Best for wet climates Fiber cement
Best for hot climates Aluminum and steel
Best for dry climates Stucco
Best for cold climates Natural stone and brick
Best for hurricane-prone areas Fiber cement
Best for coastal homes Hardie board

Fiber cement is becoming known as one of the most weather-resistant materials for siding. It stands up to hurricanes and wet climates as well as hot and humid climates. Wood and vinyl siding, while offering plenty of advantages, are often the least weather-resistant and can become damaged in severe weather. Always ask a siding professional which siding options are recommended for your geographic area.

5. Maintenance needs

In addition to durability and average lifespan, it’s important to think about the maintenance requirements for different types of siding.
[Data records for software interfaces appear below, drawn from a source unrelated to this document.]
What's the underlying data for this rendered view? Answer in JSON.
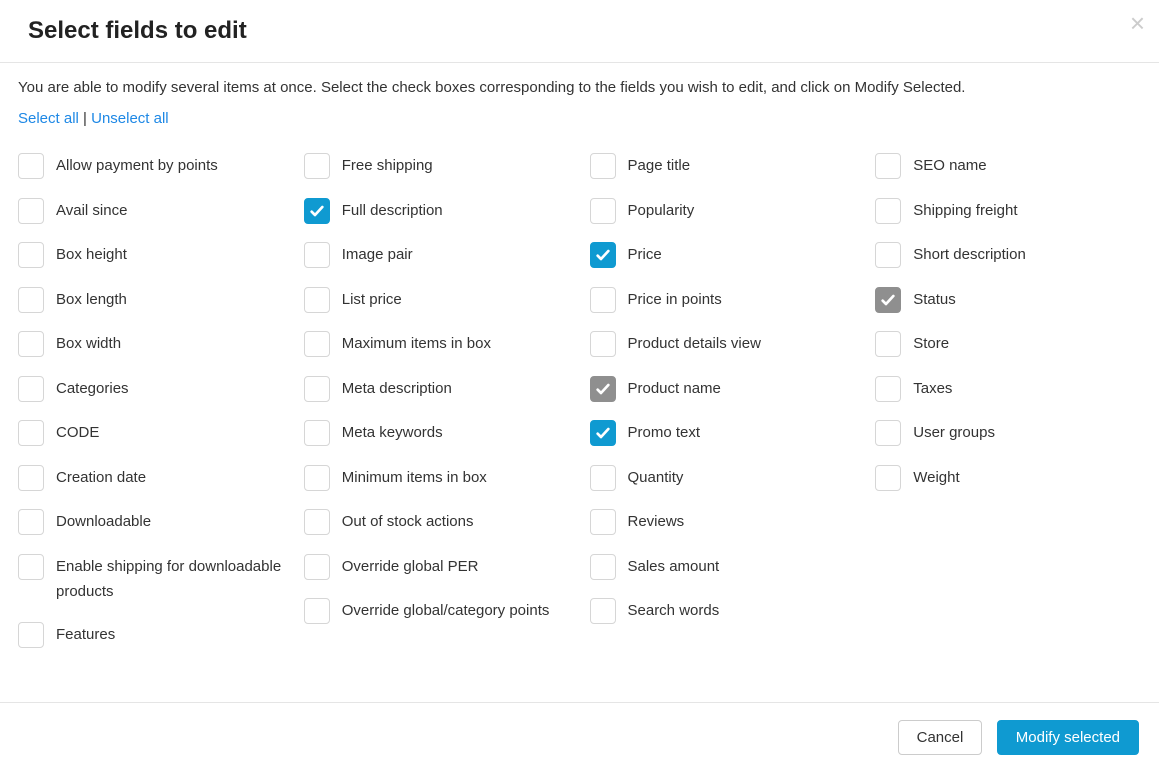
{
  "header": {
    "title": "Select fields to edit"
  },
  "body": {
    "instruction": "You are able to modify several items at once. Select the check boxes corresponding to the fields you wish to edit, and click on Modify Selected.",
    "select_all": "Select all",
    "separator": " | ",
    "unselect_all": "Unselect all"
  },
  "columns": [
    [
      {
        "label": "Allow payment by points",
        "checked": false,
        "disabled": false
      },
      {
        "label": "Avail since",
        "checked": false,
        "disabled": false
      },
      {
        "label": "Box height",
        "checked": false,
        "disabled": false
      },
      {
        "label": "Box length",
        "checked": false,
        "disabled": false
      },
      {
        "label": "Box width",
        "checked": false,
        "disabled": false
      },
      {
        "label": "Categories",
        "checked": false,
        "disabled": false
      },
      {
        "label": "CODE",
        "checked": false,
        "disabled": false
      },
      {
        "label": "Creation date",
        "checked": false,
        "disabled": false
      },
      {
        "label": "Downloadable",
        "checked": false,
        "disabled": false
      },
      {
        "label": "Enable shipping for downloadable products",
        "checked": false,
        "disabled": false
      },
      {
        "label": "Features",
        "checked": false,
        "disabled": false
      }
    ],
    [
      {
        "label": "Free shipping",
        "checked": false,
        "disabled": false
      },
      {
        "label": "Full description",
        "checked": true,
        "disabled": false
      },
      {
        "label": "Image pair",
        "checked": false,
        "disabled": false
      },
      {
        "label": "List price",
        "checked": false,
        "disabled": false
      },
      {
        "label": "Maximum items in box",
        "checked": false,
        "disabled": false
      },
      {
        "label": "Meta description",
        "checked": false,
        "disabled": false
      },
      {
        "label": "Meta keywords",
        "checked": false,
        "disabled": false
      },
      {
        "label": "Minimum items in box",
        "checked": false,
        "disabled": false
      },
      {
        "label": "Out of stock actions",
        "checked": false,
        "disabled": false
      },
      {
        "label": "Override global PER",
        "checked": false,
        "disabled": false
      },
      {
        "label": "Override global/category points",
        "checked": false,
        "disabled": false
      }
    ],
    [
      {
        "label": "Page title",
        "checked": false,
        "disabled": false
      },
      {
        "label": "Popularity",
        "checked": false,
        "disabled": false
      },
      {
        "label": "Price",
        "checked": true,
        "disabled": false
      },
      {
        "label": "Price in points",
        "checked": false,
        "disabled": false
      },
      {
        "label": "Product details view",
        "checked": false,
        "disabled": false
      },
      {
        "label": "Product name",
        "checked": true,
        "disabled": true
      },
      {
        "label": "Promo text",
        "checked": true,
        "disabled": false
      },
      {
        "label": "Quantity",
        "checked": false,
        "disabled": false
      },
      {
        "label": "Reviews",
        "checked": false,
        "disabled": false
      },
      {
        "label": "Sales amount",
        "checked": false,
        "disabled": false
      },
      {
        "label": "Search words",
        "checked": false,
        "disabled": false
      }
    ],
    [
      {
        "label": "SEO name",
        "checked": false,
        "disabled": false
      },
      {
        "label": "Shipping freight",
        "checked": false,
        "disabled": false
      },
      {
        "label": "Short description",
        "checked": false,
        "disabled": false
      },
      {
        "label": "Status",
        "checked": true,
        "disabled": true
      },
      {
        "label": "Store",
        "checked": false,
        "disabled": false
      },
      {
        "label": "Taxes",
        "checked": false,
        "disabled": false
      },
      {
        "label": "User groups",
        "checked": false,
        "disabled": false
      },
      {
        "label": "Weight",
        "checked": false,
        "disabled": false
      }
    ]
  ],
  "footer": {
    "cancel": "Cancel",
    "submit": "Modify selected"
  }
}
Most types of siding will only last the duration of their normal lifespan and remain effective at doing their job if you keep up with regular maintenance and cleaning. While some types of siding are low maintenance and can be refreshed once every year or two, other types can be damaged more easily and require more persistent maintenance.
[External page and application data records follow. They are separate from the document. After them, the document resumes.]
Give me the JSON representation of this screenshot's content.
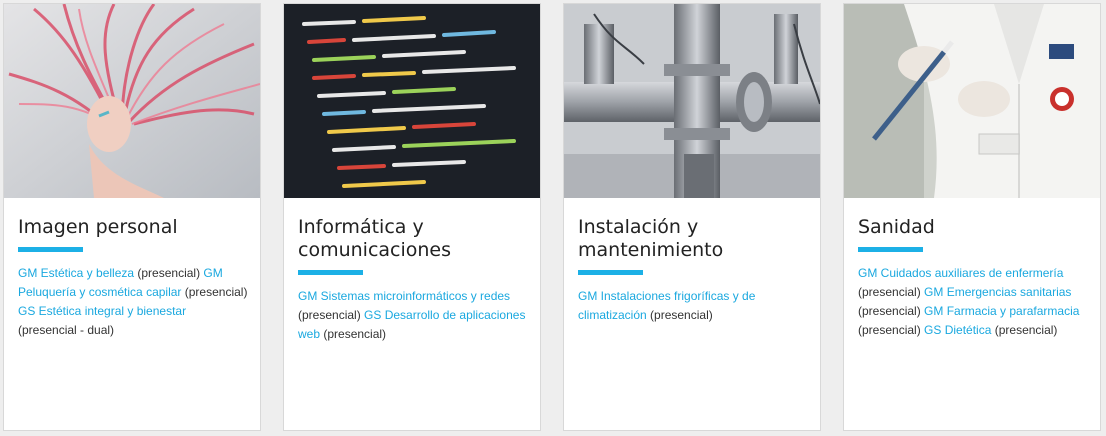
{
  "cards": [
    {
      "title": "Imagen personal",
      "image": "woman-pink-hair-photo",
      "entries": [
        {
          "link": "GM Estética y belleza",
          "mode": " (presencial) "
        },
        {
          "link": "GM Peluquería y cosmética capilar",
          "mode": " (presencial) "
        },
        {
          "link": "GS Estética integral y bienestar",
          "mode": " (presencial - dual)"
        }
      ]
    },
    {
      "title": "Informática y comunicaciones",
      "image": "source-code-screen-photo",
      "entries": [
        {
          "link": "GM Sistemas microinformáticos y redes",
          "mode": " (presencial) "
        },
        {
          "link": "GS Desarrollo de aplicaciones web",
          "mode": " (presencial)"
        }
      ]
    },
    {
      "title": "Instalación y mantenimiento",
      "image": "steel-pipes-machinery-photo",
      "entries": [
        {
          "link": "GM Instalaciones frigoríficas y de climatización",
          "mode": " (presencial)"
        }
      ]
    },
    {
      "title": "Sanidad",
      "image": "lab-technician-pipette-photo",
      "entries": [
        {
          "link": "GM Cuidados auxiliares de enfermería",
          "mode": " (presencial) "
        },
        {
          "link": "GM Emergencias sanitarias",
          "mode": " (presencial) "
        },
        {
          "link": "GM Farmacia y parafarmacia",
          "mode": " (presencial) "
        },
        {
          "link": "GS Dietética",
          "mode": " (presencial)"
        }
      ]
    }
  ],
  "colors": {
    "accent": "#1cb0e6",
    "link": "#1aa8df",
    "text": "#333333"
  }
}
Vinyl siding is known to be low maintenance, as it can be cleaned once a year using a DIY cleaning solution and a brush. On the other hand, wood siding and natural stone siding tend to be more high maintenance. Wood siding often needs to be repainted or stained to maintain its natural appearance. If you do not have a lot of time on your hands, or want to avoid hiring a professional to maintain your siding, be sure to choose a siding that requires little maintenance in order to protect your investment.
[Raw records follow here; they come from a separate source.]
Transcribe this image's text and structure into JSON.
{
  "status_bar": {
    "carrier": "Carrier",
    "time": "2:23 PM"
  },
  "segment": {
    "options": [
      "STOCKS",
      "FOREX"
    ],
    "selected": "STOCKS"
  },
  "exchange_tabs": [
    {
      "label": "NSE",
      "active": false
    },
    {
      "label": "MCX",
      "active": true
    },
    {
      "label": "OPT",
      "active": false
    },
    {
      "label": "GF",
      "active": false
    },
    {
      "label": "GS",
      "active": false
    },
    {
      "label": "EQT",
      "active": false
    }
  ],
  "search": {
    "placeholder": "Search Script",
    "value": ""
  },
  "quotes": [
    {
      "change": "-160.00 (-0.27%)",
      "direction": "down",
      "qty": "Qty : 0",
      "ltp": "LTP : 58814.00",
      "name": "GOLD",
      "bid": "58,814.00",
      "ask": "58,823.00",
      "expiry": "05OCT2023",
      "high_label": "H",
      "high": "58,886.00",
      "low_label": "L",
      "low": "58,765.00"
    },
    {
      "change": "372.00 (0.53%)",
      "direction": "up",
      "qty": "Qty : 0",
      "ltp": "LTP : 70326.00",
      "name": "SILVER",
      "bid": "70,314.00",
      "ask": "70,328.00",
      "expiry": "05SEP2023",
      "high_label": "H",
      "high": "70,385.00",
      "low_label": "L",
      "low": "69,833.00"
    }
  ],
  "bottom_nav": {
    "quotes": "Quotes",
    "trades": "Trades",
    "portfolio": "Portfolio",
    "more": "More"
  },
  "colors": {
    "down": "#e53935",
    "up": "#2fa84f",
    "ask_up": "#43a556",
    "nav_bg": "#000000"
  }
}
6. Aesthetics

Of course, the appearance of your siding makes a difference. Many homeowners choose to complete siding replacement projects in order to boost home value and refresh their home’s curb appeal. A potential buyer’s first impression of your home can make or break their decision to buy your home when it comes time to sell. You may have a type of siding in mind that matches your aesthetic design and architectural preferences. 

Keep in mind that many types of siding can be painted to give your home’s curb appeal a fresh new look. Also remember that certain types of siding can be made to look like higher quality types, but without the price tag or maintenance requirements. For instance, fiber cement siding can be customized to look like natural wood, but comes  with a lower cost and less maintenance.

Final Thoughts on Siding Types

If you have a particular type of siding in mind for your upcoming project, we recommend comparing its return on investment to other types of siding before starting the installation. Then, you will be ready to get in touch with professional contractors in your area and compare quotes for the job. Use our Contractor Checklist to hire the most qualified professional to handle the siding installation. Then, tap into the Modernize network of reputable siding installers to find the best one suited for your home and needs.